no parameters given then an empty Array.

Best Regards,
Jarmo

Jarmo P. wrote:

Why doesn’t it work?
irb(main):007:0> lambda {|*parameters| *parameters.class}
SyntaxError: compile error
(irb):7: syntax error, unexpected ‘}’, expecting tCOLON2 or ‘[’ or ‘.’
from (irb):7
from :0

Your problem is basically this:

a = [1,2,3]
=> [1, 2, 3]

*a.class
SyntaxError: compile error
(irb):11: syntax error, unexpected ‘\n’, expecting tCOLON2 or ‘[’ or ‘.’
from (irb):11
from :0

a.class
=> Array

So I think you want:

irb(main):002:0> lambda {|*parameters| parameters.class}
=> #Proc:[email protected]:2(irb)

class is Array if 0 or more parameters given
irb(main):009:0> l = lambda {|*parameters| p *parameters.class}
=> #Proc:[email protected]:9(irb)
irb(main):010:0> l[]
Array
=> nil

So now you are demonstrating:

p *a.class
Array
=> nil

This is because “p” is a method, and so you can use splat to expand its
arguments. I think what you’ve written is equivalent to:

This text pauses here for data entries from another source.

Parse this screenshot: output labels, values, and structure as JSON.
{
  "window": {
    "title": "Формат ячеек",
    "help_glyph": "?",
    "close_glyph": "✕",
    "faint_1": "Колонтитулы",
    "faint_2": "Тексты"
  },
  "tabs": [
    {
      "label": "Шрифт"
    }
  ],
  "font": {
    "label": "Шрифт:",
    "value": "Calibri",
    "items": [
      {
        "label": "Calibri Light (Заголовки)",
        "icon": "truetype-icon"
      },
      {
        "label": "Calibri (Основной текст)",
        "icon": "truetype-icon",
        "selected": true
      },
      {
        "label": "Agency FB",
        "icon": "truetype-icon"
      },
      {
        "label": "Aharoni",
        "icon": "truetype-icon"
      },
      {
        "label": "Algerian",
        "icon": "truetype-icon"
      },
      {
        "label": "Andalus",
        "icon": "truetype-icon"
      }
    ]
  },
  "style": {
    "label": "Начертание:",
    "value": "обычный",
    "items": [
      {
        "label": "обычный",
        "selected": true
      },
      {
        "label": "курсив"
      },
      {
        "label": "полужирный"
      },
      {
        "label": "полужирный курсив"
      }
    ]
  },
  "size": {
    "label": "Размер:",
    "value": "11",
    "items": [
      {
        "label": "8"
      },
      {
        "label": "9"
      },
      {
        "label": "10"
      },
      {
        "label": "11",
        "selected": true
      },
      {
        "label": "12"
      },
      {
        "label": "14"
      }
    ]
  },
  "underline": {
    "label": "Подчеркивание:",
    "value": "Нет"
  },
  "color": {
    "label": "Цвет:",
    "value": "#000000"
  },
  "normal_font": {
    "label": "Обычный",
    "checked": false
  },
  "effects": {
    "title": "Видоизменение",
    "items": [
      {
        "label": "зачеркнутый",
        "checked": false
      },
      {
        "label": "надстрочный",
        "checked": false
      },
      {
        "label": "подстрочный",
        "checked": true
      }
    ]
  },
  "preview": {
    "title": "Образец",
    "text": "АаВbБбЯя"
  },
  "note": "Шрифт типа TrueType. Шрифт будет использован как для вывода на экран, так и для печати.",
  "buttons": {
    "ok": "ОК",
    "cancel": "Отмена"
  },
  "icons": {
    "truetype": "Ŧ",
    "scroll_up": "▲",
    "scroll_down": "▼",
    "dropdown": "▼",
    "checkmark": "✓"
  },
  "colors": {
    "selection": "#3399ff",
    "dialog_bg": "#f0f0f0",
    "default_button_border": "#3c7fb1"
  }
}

irb(main):023:0> p(*(a.class))
Array
=> nil

Strangely, * works on a non-array here. Possibly you are relying on
implicit to_a:

a.class.to_a
(irb):24: warning: default `to_a’ will be obsolete
=> [Array]

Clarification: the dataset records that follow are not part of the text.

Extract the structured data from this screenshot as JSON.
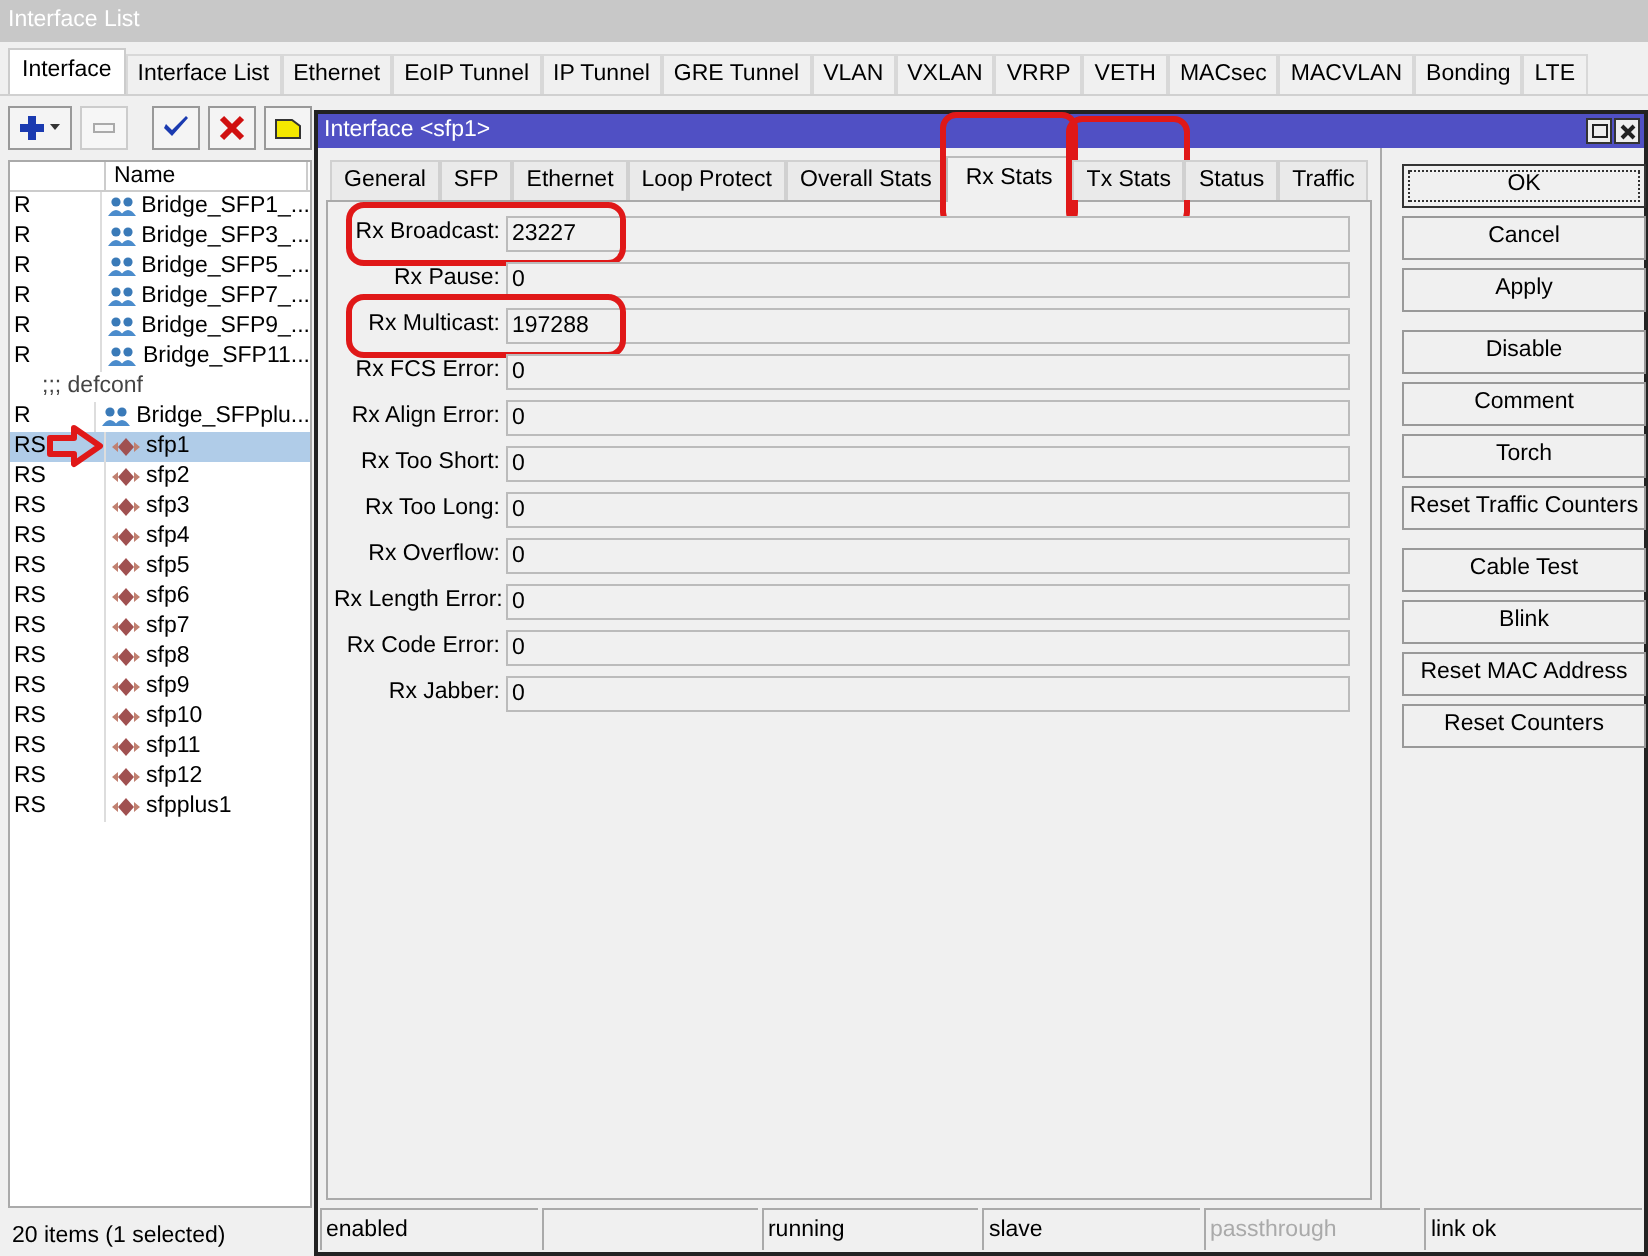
{
  "window": {
    "title": "Interface List"
  },
  "tabs": [
    {
      "label": "Interface",
      "selected": true
    },
    {
      "label": "Interface List",
      "selected": false
    },
    {
      "label": "Ethernet",
      "selected": false
    },
    {
      "label": "EoIP Tunnel",
      "selected": false
    },
    {
      "label": "IP Tunnel",
      "selected": false
    },
    {
      "label": "GRE Tunnel",
      "selected": false
    },
    {
      "label": "VLAN",
      "selected": false
    },
    {
      "label": "VXLAN",
      "selected": false
    },
    {
      "label": "VRRP",
      "selected": false
    },
    {
      "label": "VETH",
      "selected": false
    },
    {
      "label": "MACsec",
      "selected": false
    },
    {
      "label": "MACVLAN",
      "selected": false
    },
    {
      "label": "Bonding",
      "selected": false
    },
    {
      "label": "LTE",
      "selected": false
    }
  ],
  "toolbar": [
    {
      "kind": "add"
    },
    {
      "kind": "remove",
      "disabled": true
    },
    {
      "kind": "enable",
      "disabled": false
    },
    {
      "kind": "disable",
      "disabled": false
    },
    {
      "kind": "comment",
      "disabled": false
    }
  ],
  "table": {
    "columns": [
      "Name"
    ],
    "rows": [
      {
        "kind": "bridge",
        "flags": "R",
        "name": "Bridge_SFP1_...",
        "selected": false,
        "arrow": false
      },
      {
        "kind": "bridge",
        "flags": "R",
        "name": "Bridge_SFP3_...",
        "selected": false,
        "arrow": false
      },
      {
        "kind": "bridge",
        "flags": "R",
        "name": "Bridge_SFP5_...",
        "selected": false,
        "arrow": false
      },
      {
        "kind": "bridge",
        "flags": "R",
        "name": "Bridge_SFP7_...",
        "selected": false,
        "arrow": false
      },
      {
        "kind": "bridge",
        "flags": "R",
        "name": "Bridge_SFP9_...",
        "selected": false,
        "arrow": false
      },
      {
        "kind": "bridge",
        "flags": "R",
        "name": "Bridge_SFP11...",
        "selected": false,
        "arrow": false
      },
      {
        "kind": "comment",
        "text": ";;; defconf"
      },
      {
        "kind": "bridge",
        "flags": "R",
        "name": "Bridge_SFPplu...",
        "selected": false,
        "arrow": false
      },
      {
        "kind": "ether",
        "flags": "RS",
        "name": "sfp1",
        "selected": true,
        "arrow": true
      },
      {
        "kind": "ether",
        "flags": "RS",
        "name": "sfp2",
        "selected": false,
        "arrow": false
      },
      {
        "kind": "ether",
        "flags": "RS",
        "name": "sfp3",
        "selected": false,
        "arrow": false
      },
      {
        "kind": "ether",
        "flags": "RS",
        "name": "sfp4",
        "selected": false,
        "arrow": false
      },
      {
        "kind": "ether",
        "flags": "RS",
        "name": "sfp5",
        "selected": false,
        "arrow": false
      },
      {
        "kind": "ether",
        "flags": "RS",
        "name": "sfp6",
        "selected": false,
        "arrow": false
      },
      {
        "kind": "ether",
        "flags": "RS",
        "name": "sfp7",
        "selected": false,
        "arrow": false
      },
      {
        "kind": "ether",
        "flags": "RS",
        "name": "sfp8",
        "selected": false,
        "arrow": false
      },
      {
        "kind": "ether",
        "flags": "RS",
        "name": "sfp9",
        "selected": false,
        "arrow": false
      },
      {
        "kind": "ether",
        "flags": "RS",
        "name": "sfp10",
        "selected": false,
        "arrow": false
      },
      {
        "kind": "ether",
        "flags": "RS",
        "name": "sfp11",
        "selected": false,
        "arrow": false
      },
      {
        "kind": "ether",
        "flags": "RS",
        "name": "sfp12",
        "selected": false,
        "arrow": false
      },
      {
        "kind": "ether",
        "flags": "RS",
        "name": "sfpplus1",
        "selected": false,
        "arrow": false
      }
    ],
    "footer": "20 items (1 selected)"
  },
  "dialog": {
    "title": "Interface <sfp1>",
    "tabs": [
      {
        "label": "General",
        "selected": false,
        "highlighted": false
      },
      {
        "label": "SFP",
        "selected": false,
        "highlighted": false
      },
      {
        "label": "Ethernet",
        "selected": false,
        "highlighted": false
      },
      {
        "label": "Loop Protect",
        "selected": false,
        "highlighted": false
      },
      {
        "label": "Overall Stats",
        "selected": false,
        "highlighted": false
      },
      {
        "label": "Rx Stats",
        "selected": true,
        "highlighted": true
      },
      {
        "label": "Tx Stats",
        "selected": false,
        "highlighted": true
      },
      {
        "label": "Status",
        "selected": false,
        "highlighted": false
      },
      {
        "label": "Traffic",
        "selected": false,
        "highlighted": false
      }
    ],
    "fields": [
      {
        "label": "Rx Broadcast:",
        "value": "23227",
        "highlighted": true
      },
      {
        "label": "Rx Pause:",
        "value": "0",
        "highlighted": false
      },
      {
        "label": "Rx Multicast:",
        "value": "197288",
        "highlighted": true
      },
      {
        "label": "Rx FCS Error:",
        "value": "0",
        "highlighted": false
      },
      {
        "label": "Rx Align Error:",
        "value": "0",
        "highlighted": false
      },
      {
        "label": "Rx Too Short:",
        "value": "0",
        "highlighted": false
      },
      {
        "label": "Rx Too Long:",
        "value": "0",
        "highlighted": false
      },
      {
        "label": "Rx Overflow:",
        "value": "0",
        "highlighted": false
      },
      {
        "label": "Rx Length Error:",
        "value": "0",
        "highlighted": false
      },
      {
        "label": "Rx Code Error:",
        "value": "0",
        "highlighted": false
      },
      {
        "label": "Rx Jabber:",
        "value": "0",
        "highlighted": false
      }
    ],
    "button_groups": [
      [
        {
          "label": "OK",
          "focused": true
        },
        {
          "label": "Cancel",
          "focused": false
        },
        {
          "label": "Apply",
          "focused": false
        }
      ],
      [
        {
          "label": "Disable",
          "focused": false
        },
        {
          "label": "Comment",
          "focused": false
        },
        {
          "label": "Torch",
          "focused": false
        },
        {
          "label": "Reset Traffic Counters",
          "focused": false
        }
      ],
      [
        {
          "label": "Cable Test",
          "focused": false
        },
        {
          "label": "Blink",
          "focused": false
        },
        {
          "label": "Reset MAC Address",
          "focused": false
        },
        {
          "label": "Reset Counters",
          "focused": false
        }
      ]
    ],
    "status_bar": [
      {
        "kind": "text",
        "text": "enabled",
        "disabled": false
      },
      {
        "kind": "blank"
      },
      {
        "kind": "text",
        "text": "running",
        "disabled": false
      },
      {
        "kind": "text",
        "text": "slave",
        "disabled": false
      },
      {
        "kind": "text",
        "text": "passthrough",
        "disabled": true
      },
      {
        "kind": "text",
        "text": "link ok",
        "disabled": false
      }
    ]
  }
}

class is Array if some parameters given
irb(main):012:0> l = lambda {|*parameters| x = *parameters; p x.class}
=> #Proc:[email protected]:12(irb)
irb(main):013:0> l[1,2]
Array
=> nil

class is NilClass instead of Array?
irb(main):014:0> l[]
NilClass
=> nil

Of course, same as this:

irb(main):025:0> x = *[]
=> nil

You’re basically doing a multiple-assignment with zero values on the
right-hand side, so it gets nil. Similarly:

a,b,c = 1,2
=> [1, 2]

c
=> nil

Any ideas why class is NilClass instead of Array if *parameters is
assigned to local variable? I’d expect it to be always an Array and if
no parameters given then an empty Array.

You need to look at the value ‘parameters’, and that’s what you’ll see.

If you take the parameters array and splat it with *, then you’re asking
for ruby to do more.

On Wed, Jun 16, 2010 at 9:01 AM, Jarmo P. [email protected]
wrote:

   from :0

class is Array if some parameters given
=> nil

Hi, I think you might be a bit confused about how * works in your param
list. It will aggregate all the params into a single array:
lambda { |*params| params }.call 1 , 2 , 3 # => [1, 2, 3]

So you can call class on it
lambda { |*params| params.class }.call 1 , 2 , 3 # => Array

return is a method invocation (at least in my mind) so you can “explode”
the
brackets here too, and it becomes like “return 1 , 2 , 3” which is
syntactically the same as “call 1 , 2 , 3”
lambda { |*params| return *params }.call 1 , 2 , 3 # => [1, 2, 3]

But there are two things that don’t really make sense. “1 , 2 , 3” all
by
itself is not valid Ruby. Leaving it on its own line like this
lambda { |*params| *params }.call 1 , 2 , 3 # => syntax error
Is like saying this
lambda { |*params| 1 , 2 , 3 }.call 1 , 2 , 3 # => syntax error

Since that is not valid, then what does it mean to say *params.class ?
Well,
first of all, the .class is evaluated first (not sure how to say that,
“higher binding” maybe?) The class is an Array. so this becomes “*Array”
which is probably not what you want, and only works, again, when passing
it
to return.
lambda { |*params| return *params.class }.call 1 , 2 , 3 # => Array
lambda { |*params| *params.class }.call 1 , 2 , 3 # => syntax error

So, in summary, I think this is what you were looking for:
lambda { |*params| params.class }.call 1 , 2 , 3 # => Array

Brian and Josh - thank You both for these fine answers. I got my
understanding now about what’s happening behind the scenes.

Jarmo